College or Career?
Give your Students the Opportunity to Choose Both.
The Advanced Career (AC) program is part of the High Schools That Work Initiative, supported by the Southern Regional Education Board (SREB). AC fuses a rigorous and relevant blend of technical and academic skills in authentic projects. These courses give students a greater depth of knowledge and skills — and prepare them for more options after they graduate.
Aerospace Engineering - Students in this curriculum will explore how to design, build, test and analyze the forces and physical properties of planes, rockets and unmanned vehicles. Through project-based learning, students will explore the future of aerospace and learn to apply those habits of behavior and mind unique to the field.
Automated Materials Joining Technology will appeal to students who want to focus on joining and forming technologies, materials science, computer-aided design and automated systems — key facets of advanced manufacturing — while applying math and science knowledge to design and produce products.
Bridging the Gap – Students become civil engineers as they design a new bike path bridge to cross a stream that accommodates two bicycle lanes and emergency vehicles. Students explore types of bridges, static forces and scale factors in drawing and model-building.
Students design a commemorative coin for the U.S. Mint that highlights a social or historical event. Students use rapid prototyping to test their designs and explore how density, mass, and volume can help to determine the dimensions of their designs.
Students become Center for Disease Control investigators researching a suspected disease outbreak. Students develop a disease containment plan by exploring existing containment procedures, mathematical growth models and testing procedures.
Students become packaging designers as they reverse engineer existing package designs to use flatstock material and be more environmentally friendly.
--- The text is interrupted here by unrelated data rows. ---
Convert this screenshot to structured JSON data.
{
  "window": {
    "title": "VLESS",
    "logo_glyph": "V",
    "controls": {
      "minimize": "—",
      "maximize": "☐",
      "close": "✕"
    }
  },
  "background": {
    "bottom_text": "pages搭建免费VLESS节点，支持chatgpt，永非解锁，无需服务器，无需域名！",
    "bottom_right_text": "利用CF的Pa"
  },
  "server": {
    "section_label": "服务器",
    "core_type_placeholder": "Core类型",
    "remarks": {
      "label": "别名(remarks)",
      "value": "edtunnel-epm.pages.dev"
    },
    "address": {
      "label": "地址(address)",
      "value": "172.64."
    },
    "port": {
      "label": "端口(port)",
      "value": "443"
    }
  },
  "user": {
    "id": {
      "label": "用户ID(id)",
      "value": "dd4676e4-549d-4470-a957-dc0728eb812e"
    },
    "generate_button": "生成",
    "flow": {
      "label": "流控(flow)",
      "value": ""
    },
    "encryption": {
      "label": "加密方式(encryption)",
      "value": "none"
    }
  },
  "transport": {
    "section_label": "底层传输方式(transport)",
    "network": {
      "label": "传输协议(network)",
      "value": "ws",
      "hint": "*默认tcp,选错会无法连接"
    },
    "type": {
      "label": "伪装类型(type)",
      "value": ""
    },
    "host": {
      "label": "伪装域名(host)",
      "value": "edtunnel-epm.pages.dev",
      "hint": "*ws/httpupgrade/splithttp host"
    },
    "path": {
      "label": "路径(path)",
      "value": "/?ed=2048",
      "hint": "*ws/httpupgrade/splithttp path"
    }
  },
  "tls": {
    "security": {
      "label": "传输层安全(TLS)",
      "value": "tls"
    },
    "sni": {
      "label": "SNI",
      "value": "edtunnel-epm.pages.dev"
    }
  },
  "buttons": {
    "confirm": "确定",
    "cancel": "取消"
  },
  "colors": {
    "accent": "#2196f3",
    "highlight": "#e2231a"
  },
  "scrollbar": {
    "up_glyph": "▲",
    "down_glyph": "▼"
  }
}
Students explore material properties, volume, surface area and mathematical nets.
Students become research company workers as they develop improved blades for wind turbines used in different geographic areas. Students explore drag and lift as they design their blades and experiment with independent and dependent variables.